_Task objective_:
In the records below, find every line that contains "JSON" and list it.

Element data from apps and pages

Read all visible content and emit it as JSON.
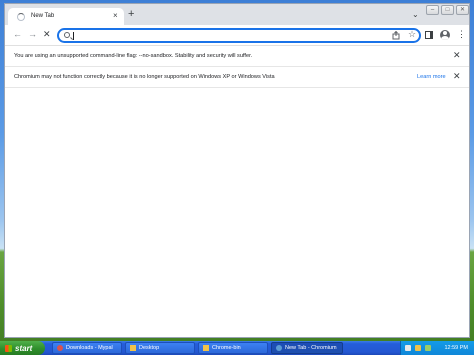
{
  "browser": {
    "tab_title": "New Tab",
    "tab_close": "×",
    "new_tab": "+",
    "tab_menu": "⌄",
    "window_buttons": {
      "minimize": "–",
      "maximize": "□",
      "close": "✕"
    },
    "nav": {
      "back": "←",
      "forward": "→",
      "stop": "✕"
    },
    "omnibox": {
      "value": "",
      "placeholder": ""
    },
    "icons": {
      "share": "share-icon",
      "star": "☆",
      "menu": "⋮"
    }
  },
  "infobars": [
    {
      "message": "You are using an unsupported command-line flag: --no-sandbox. Stability and security will suffer.",
      "link": "",
      "close": "✕"
    },
    {
      "message": "Chromium may not function correctly because it is no longer supported on Windows XP or Windows Vista",
      "link": "Learn more",
      "close": "✕"
    }
  ],
  "taskbar": {
    "start_label": "start",
    "tasks": [
      {
        "label": "Downloads - Mypal",
        "icon_color": "#d9534f"
      },
      {
        "label": "Desktop",
        "icon_color": "#f0c24a"
      },
      {
        "label": "Chrome-bin",
        "icon_color": "#f0c24a"
      },
      {
        "label": "New Tab - Chromium",
        "icon_color": "#5b9bd5"
      }
    ],
    "clock": "12:59 PM"
  },
  "colors": {
    "accent": "#1a73e8",
    "taskbar": "#245edb",
    "start": "#2f8f2c"
  }
}
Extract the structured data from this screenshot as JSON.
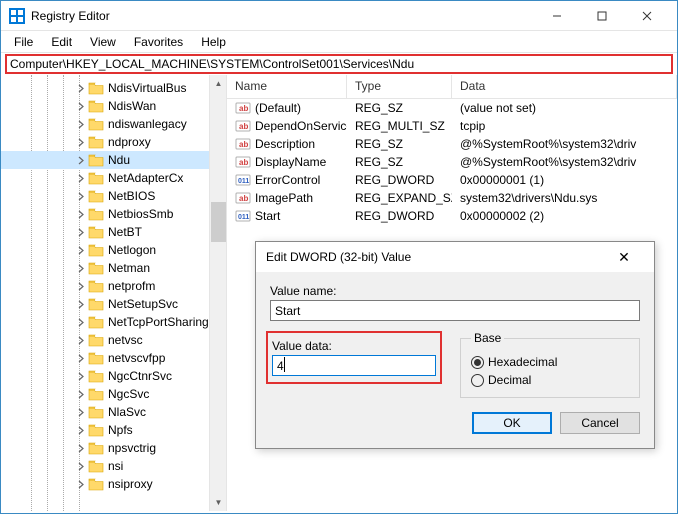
{
  "window": {
    "title": "Registry Editor",
    "min_icon": "minimize-icon",
    "max_icon": "maximize-icon",
    "close_icon": "close-icon"
  },
  "menu": [
    "File",
    "Edit",
    "View",
    "Favorites",
    "Help"
  ],
  "address": "Computer\\HKEY_LOCAL_MACHINE\\SYSTEM\\ControlSet001\\Services\\Ndu",
  "tree": [
    {
      "label": "NdisVirtualBus",
      "selected": false
    },
    {
      "label": "NdisWan",
      "selected": false
    },
    {
      "label": "ndiswanlegacy",
      "selected": false
    },
    {
      "label": "ndproxy",
      "selected": false
    },
    {
      "label": "Ndu",
      "selected": true
    },
    {
      "label": "NetAdapterCx",
      "selected": false
    },
    {
      "label": "NetBIOS",
      "selected": false
    },
    {
      "label": "NetbiosSmb",
      "selected": false
    },
    {
      "label": "NetBT",
      "selected": false
    },
    {
      "label": "Netlogon",
      "selected": false
    },
    {
      "label": "Netman",
      "selected": false
    },
    {
      "label": "netprofm",
      "selected": false
    },
    {
      "label": "NetSetupSvc",
      "selected": false
    },
    {
      "label": "NetTcpPortSharing",
      "selected": false
    },
    {
      "label": "netvsc",
      "selected": false
    },
    {
      "label": "netvscvfpp",
      "selected": false
    },
    {
      "label": "NgcCtnrSvc",
      "selected": false
    },
    {
      "label": "NgcSvc",
      "selected": false
    },
    {
      "label": "NlaSvc",
      "selected": false
    },
    {
      "label": "Npfs",
      "selected": false
    },
    {
      "label": "npsvctrig",
      "selected": false
    },
    {
      "label": "nsi",
      "selected": false
    },
    {
      "label": "nsiproxy",
      "selected": false
    }
  ],
  "list": {
    "headers": {
      "name": "Name",
      "type": "Type",
      "data": "Data"
    },
    "rows": [
      {
        "icon": "string",
        "name": "(Default)",
        "type": "REG_SZ",
        "data": "(value not set)"
      },
      {
        "icon": "string",
        "name": "DependOnService",
        "type": "REG_MULTI_SZ",
        "data": "tcpip"
      },
      {
        "icon": "string",
        "name": "Description",
        "type": "REG_SZ",
        "data": "@%SystemRoot%\\system32\\driv"
      },
      {
        "icon": "string",
        "name": "DisplayName",
        "type": "REG_SZ",
        "data": "@%SystemRoot%\\system32\\driv"
      },
      {
        "icon": "bin",
        "name": "ErrorControl",
        "type": "REG_DWORD",
        "data": "0x00000001 (1)"
      },
      {
        "icon": "string",
        "name": "ImagePath",
        "type": "REG_EXPAND_SZ",
        "data": "system32\\drivers\\Ndu.sys"
      },
      {
        "icon": "bin",
        "name": "Start",
        "type": "REG_DWORD",
        "data": "0x00000002 (2)"
      }
    ]
  },
  "dialog": {
    "title": "Edit DWORD (32-bit) Value",
    "value_name_label": "Value name:",
    "value_name": "Start",
    "value_data_label": "Value data:",
    "value_data": "4",
    "base_label": "Base",
    "hex_label": "Hexadecimal",
    "dec_label": "Decimal",
    "base_selected": "hex",
    "ok": "OK",
    "cancel": "Cancel"
  }
}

_Reply to the task_:
Read all visible content and emit it as JSON.
Extract the structured data from this screenshot as JSON.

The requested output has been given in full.